Sometimes I think I can’t wait for the days when Mark and I just send the kids upstairs to put on their own pajamas and brush their own teeth and then we’ll show up ten minutes later for a quick kiss and tuck into bed (it does work like that, parents-of-twelve-year-olds, doesn’t it?). Instead we get a long, drawn-out routine with coaxing and stories and songs and snuggles and lingering moments in bed. And when I think of it like that, then I don’t want these days to end at all.
Bedtime can sometimes be the nicest part of the day (and no, I’m not just talking about the after part). Lying in bed with one child or other, based on our rotating mom-or-dad pattern, after the last book has been read and the light is turned off . . . these are our golden moments.
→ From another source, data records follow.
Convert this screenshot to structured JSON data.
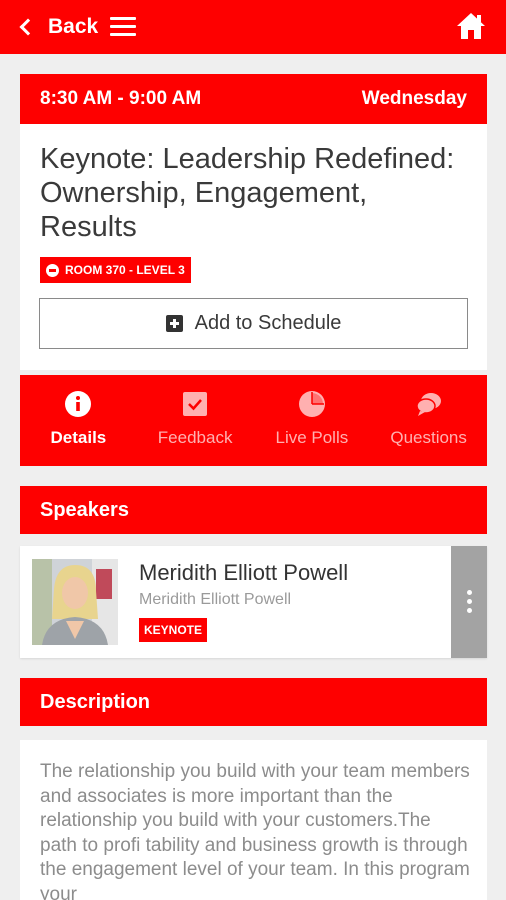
{
  "header": {
    "back_label": "Back"
  },
  "session": {
    "time": "8:30 AM - 9:00 AM",
    "day": "Wednesday",
    "title": "Keynote: Leadership Redefined: Ownership, Engagement, Results",
    "room": "ROOM 370 - LEVEL 3",
    "add_label": "Add to Schedule"
  },
  "tabs": [
    {
      "label": "Details",
      "icon": "info-icon",
      "active": true
    },
    {
      "label": "Feedback",
      "icon": "checkbox-icon",
      "active": false
    },
    {
      "label": "Live Polls",
      "icon": "pie-chart-icon",
      "active": false
    },
    {
      "label": "Questions",
      "icon": "chat-bubbles-icon",
      "active": false
    }
  ],
  "speakers": {
    "heading": "Speakers",
    "items": [
      {
        "name": "Meridith Elliott Powell",
        "subtitle": "Meridith Elliott Powell",
        "role": "KEYNOTE"
      }
    ]
  },
  "description": {
    "heading": "Description",
    "text": "The relationship you build with your team members and associates is more important than the relationship you build with your customers.The path to profi tability and business growth is through the engagement level of your team. In this program your"
  },
  "colors": {
    "accent": "#fe0000",
    "inactive_tab": "#ffb0b0",
    "more_menu": "#a3a3a3"
  }
}
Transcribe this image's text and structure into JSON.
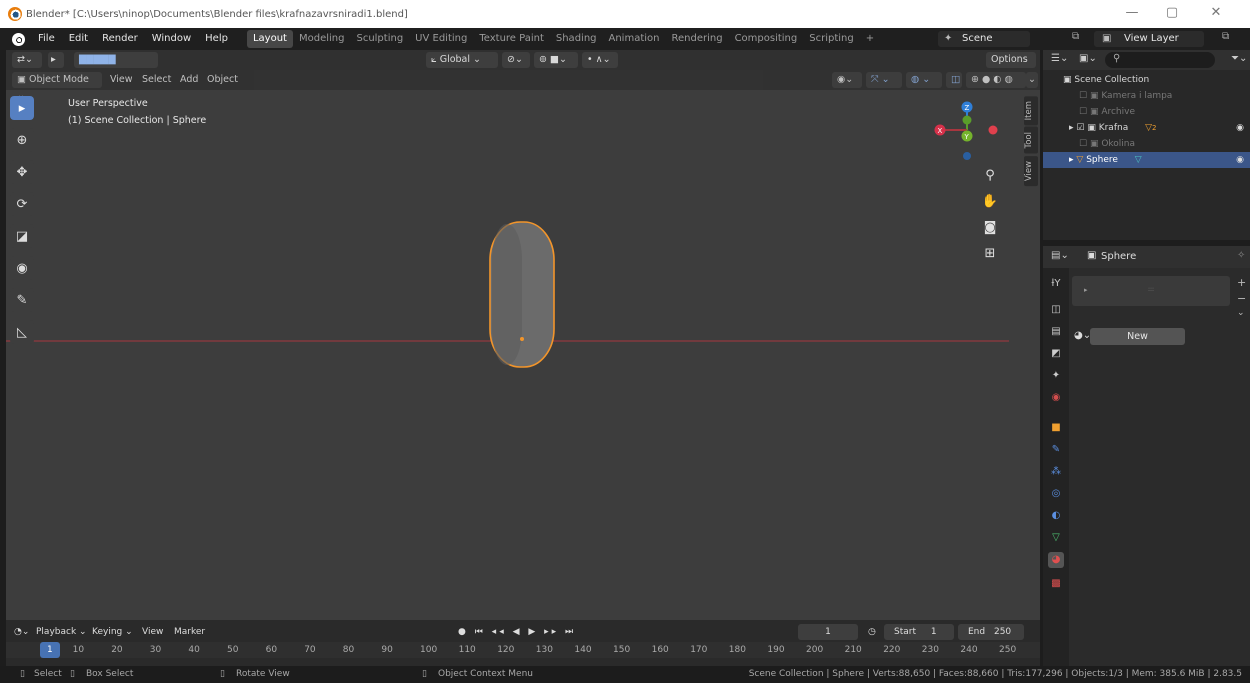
{
  "window": {
    "title": "Blender* [C:\\Users\\ninop\\Documents\\Blender files\\krafnazavrsniradi1.blend]",
    "minimize": "—",
    "maximize": "▢",
    "close": "✕"
  },
  "menu": {
    "items": [
      "File",
      "Edit",
      "Render",
      "Window",
      "Help"
    ],
    "workspaces": [
      "Layout",
      "Modeling",
      "Sculpting",
      "UV Editing",
      "Texture Paint",
      "Shading",
      "Animation",
      "Rendering",
      "Compositing",
      "Scripting"
    ],
    "active_workspace": "Layout",
    "add_tab": "+",
    "scene": "Scene",
    "view_layer": "View Layer"
  },
  "viewport": {
    "transform_orientation": "Global",
    "options_label": "Options",
    "mode": "Object Mode",
    "header_menus": [
      "View",
      "Select",
      "Add",
      "Object"
    ],
    "perspective": "User Perspective",
    "collection_info": "(1) Scene Collection | Sphere",
    "side_tabs": [
      "Item",
      "Tool",
      "View"
    ],
    "gizmo": {
      "x": "X",
      "y": "Y",
      "z": "Z"
    },
    "colors": {
      "bg": "#3d3d3d",
      "x_axis": "#d6314a",
      "y_axis": "#75b32c",
      "z_axis": "#2f7fd8",
      "selection": "#f2952b"
    }
  },
  "timeline": {
    "menus": [
      "Playback",
      "Keying",
      "View",
      "Marker"
    ],
    "current_frame": "1",
    "start_label": "Start",
    "start": "1",
    "end_label": "End",
    "end": "250",
    "ticks": [
      "1",
      "10",
      "20",
      "30",
      "40",
      "50",
      "60",
      "70",
      "80",
      "90",
      "100",
      "110",
      "120",
      "130",
      "140",
      "150",
      "160",
      "170",
      "180",
      "190",
      "200",
      "210",
      "220",
      "230",
      "240",
      "250"
    ]
  },
  "statusbar": {
    "select": "Select",
    "box_select": "Box Select",
    "rotate_view": "Rotate View",
    "context_menu": "Object Context Menu",
    "stats": "Scene Collection | Sphere | Verts:88,650 | Faces:88,660 | Tris:177,296 | Objects:1/3 | Mem: 385.6 MiB | 2.83.5"
  },
  "outliner": {
    "root": "Scene Collection",
    "items": [
      {
        "label": "Kamera i lampa",
        "checked": false,
        "state": "dim"
      },
      {
        "label": "Archive",
        "checked": false,
        "state": "dim"
      },
      {
        "label": "Krafna",
        "checked": true,
        "state": "normal",
        "badge": "2"
      },
      {
        "label": "Okolina",
        "checked": false,
        "state": "dim"
      },
      {
        "label": "Sphere",
        "checked": true,
        "state": "selected"
      }
    ]
  },
  "properties": {
    "object_name": "Sphere",
    "new_button": "New",
    "add": "+",
    "tabs": [
      "tool",
      "render",
      "output",
      "view-layer",
      "scene",
      "world",
      "object",
      "modifier",
      "particles",
      "physics",
      "constraints",
      "data",
      "material",
      "texture"
    ]
  }
}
Austin just gets silly, starts talking nonsense but in a fully passionate and engaged way, like last night when he peeked under the covers and exclaimed, “Nice feet, Mommy! Get them at Quality Market?” First of all, I don’t have nice feet — come one, those of you who know me well know you’re laughing right now — and Quality Market is our less-than-fabulous grocery store in Chautauqua, so the whole thing is just plain silly. But he was so darn cute about it. And he loves to ask about our day: “How Mommy day?” or “How Mommy bike ride?” or “How Mommy meeting?”
And Braedan, my endless talker, loves this last chance to recount every glorious detail of his day. He tells all his stories in the present tense so you can be part of the action (or so he can relive it): “So here I am, running down the driveway and then — bam! — Nolan appears on his bike and then . . . ” He also uses bedtime as his chance to talk about whatever he’s afraid of or nervous about. And this is a kid who’s eager to please and concerned about doing what’s right (classic first child), so the list of fears and worries can be long. This is our quiet time, no distractions, nothing more important to do than lay there dissecting what might happen if he gets something “wrong” at Safety Town.
I’ve always loved these last lingering moments with them, rocking a baby to sleep in my arms, whispering lullabyes in the ear of my toddler and now calming the growing fears of my growing boy. This is my last chance, before I head back down to finish all the tasks I never manage to finish during the day, my last chance to just be mom.